Customer Quote of the Week
Entrepreneurship Is Not for Everyone
Or is it?
Many view entrepreneurs as that radical and constantly broke inventor or that friend that thinks business is an "extreme" sport, taking risk where no one else will.
What if entrepreneurship is at the heart of our longevity in each of us as working members of society? On this Thanksgiving holiday, I am thankful for our forefathers' entrepreneurship but also our future entrepreneurs.
What if you could find more satisfaction with your work if you viewed yourself more as an entrepreneur? What if we could cultivate the same enthusiasm for a new future as our forefathers? I think we can.
I would like to introduce you to Dr. Nathan Furr. I was introduced to his work by his father, Mr. Gary Furr, who I am proud to count as one of my business coaches www.TheGrowthCoach.com/gfurr.
Side note: I strongly recommend having a professional business coach. Think about it - all top athletes and performers have them.
Anyhow ... as I was exploring Gary's recommendation for me to read his son's book Nail It Then Scale It (which I recommend) I stumbled on an obscure video recording of a presentation his son made. His presentation has some statistics and simple logic that will challenge your conventional knowledge, our educational conditioning, and general view of entrepreneurship.
Digest just these two stats! The video recording and reference is here.
1) From 1973 to 2011 over 70% of the Fortune 1000 were no longer in the Fortune 1000....
2) All net new jobs created come from organizations less than 5 years old....
What does this mean? Big business corporate America collectively does not produce ANY new jobs. Job security therein in the Fortune 1000 is clearly a false perception. Also, with this background, consider in the collective sense how much innovation and entrepreneurship then really succeeds or is stifled in big business America? Of course there are exceptions, because this represents a collective average. I think we all know the well paid, but miserable colleagues, captive in their own golden hand-cuffs knowing that they are supporting a declining company hanging on to the hope that the org is "too big to fail".
Dr. Furr goes on to highlight how Business School "MBAs"are really a new phenomenon in world history, and really came about as a result of the creation of the big businesses created during the industrial revolution. Think about the title - Masters of Business Administration - nothing about business innovation. i.e. Is our higher education system producing thinkers, risk takers, or simply administrators or managers? While I greatly value my higher education, my greatest education has been putting theory into practice. Putting your own money and that of close friends at risk is a completely different learning paradigm.
I liked Dr. Furr's definition of entrepreneurship. Paraphrased - entrepreneurship is simply the conscious derivation of value from innovation. In short, all careers, all levels, all positions, big business and small business can benefit from a culture of entrepreneurship with this definition.
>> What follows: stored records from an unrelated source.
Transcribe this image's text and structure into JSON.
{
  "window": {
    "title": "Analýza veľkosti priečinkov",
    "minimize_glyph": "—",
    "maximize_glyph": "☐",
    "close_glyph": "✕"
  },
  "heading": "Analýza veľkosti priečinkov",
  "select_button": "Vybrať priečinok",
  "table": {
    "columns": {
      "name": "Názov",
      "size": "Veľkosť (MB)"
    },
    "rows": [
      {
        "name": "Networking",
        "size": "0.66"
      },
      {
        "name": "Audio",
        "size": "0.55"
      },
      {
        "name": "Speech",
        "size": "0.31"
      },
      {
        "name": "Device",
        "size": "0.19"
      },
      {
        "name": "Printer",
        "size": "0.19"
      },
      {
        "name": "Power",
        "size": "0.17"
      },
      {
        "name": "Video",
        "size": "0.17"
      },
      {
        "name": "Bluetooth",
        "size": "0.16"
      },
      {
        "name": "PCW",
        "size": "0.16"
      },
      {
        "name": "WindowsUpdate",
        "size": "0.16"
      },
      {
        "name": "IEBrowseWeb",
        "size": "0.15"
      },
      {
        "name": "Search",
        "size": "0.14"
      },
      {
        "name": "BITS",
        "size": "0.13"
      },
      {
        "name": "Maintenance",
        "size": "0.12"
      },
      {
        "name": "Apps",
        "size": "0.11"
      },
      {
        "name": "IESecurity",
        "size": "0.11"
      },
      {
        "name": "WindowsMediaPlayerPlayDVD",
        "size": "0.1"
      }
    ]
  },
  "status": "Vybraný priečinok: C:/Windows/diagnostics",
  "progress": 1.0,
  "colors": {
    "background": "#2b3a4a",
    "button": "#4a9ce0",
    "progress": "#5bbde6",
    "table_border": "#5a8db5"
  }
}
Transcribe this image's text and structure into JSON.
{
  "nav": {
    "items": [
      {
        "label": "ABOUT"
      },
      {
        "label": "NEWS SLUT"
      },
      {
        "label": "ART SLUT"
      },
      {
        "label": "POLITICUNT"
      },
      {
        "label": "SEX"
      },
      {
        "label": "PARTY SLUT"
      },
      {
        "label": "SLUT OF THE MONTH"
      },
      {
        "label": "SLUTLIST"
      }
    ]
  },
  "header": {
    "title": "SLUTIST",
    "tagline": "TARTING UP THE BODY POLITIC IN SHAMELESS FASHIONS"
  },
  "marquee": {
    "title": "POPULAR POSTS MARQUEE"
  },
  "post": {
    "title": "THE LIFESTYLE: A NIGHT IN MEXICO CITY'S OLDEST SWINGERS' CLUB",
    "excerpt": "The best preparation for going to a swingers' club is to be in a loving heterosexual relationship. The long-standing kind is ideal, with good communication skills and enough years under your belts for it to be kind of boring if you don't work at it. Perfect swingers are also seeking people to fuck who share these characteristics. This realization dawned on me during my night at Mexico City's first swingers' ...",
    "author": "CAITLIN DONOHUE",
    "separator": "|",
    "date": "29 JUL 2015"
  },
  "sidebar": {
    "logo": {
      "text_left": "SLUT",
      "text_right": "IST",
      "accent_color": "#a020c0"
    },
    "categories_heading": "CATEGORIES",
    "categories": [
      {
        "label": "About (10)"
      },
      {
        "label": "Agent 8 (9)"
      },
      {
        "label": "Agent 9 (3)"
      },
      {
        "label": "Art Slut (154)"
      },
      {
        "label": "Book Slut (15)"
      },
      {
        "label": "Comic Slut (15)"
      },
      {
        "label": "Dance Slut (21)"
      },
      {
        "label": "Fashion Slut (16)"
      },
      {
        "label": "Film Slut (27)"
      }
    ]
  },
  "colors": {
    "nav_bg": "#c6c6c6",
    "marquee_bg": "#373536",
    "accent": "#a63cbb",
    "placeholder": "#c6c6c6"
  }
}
I think we all have experienced that great feeling when we come up with a better way to do something. Every time you have that feeling, tell yourself you ARE an entrepreneur. I think we also can think of times where a great new idea is squashed by an ego in the room. Therefore for entrepreneurship to flourish, taking from one of Infusionsoft's core values (a company I deeply admire), it is important that "we check our egos at the door".
A little more on Dr. Furr. Dr. Furr received his Ph.D. in Strategy, Entrepreneurship, and Organizations from Stanford University 2009 and is currently a Professor of Entrepreneurship at BYU (Brigham Young University) not to mention writing at times for Forbes, the Harvard Business Review, and other journals.
Giancarlo Newsome is the founder of G-Force Accelerated Marketing.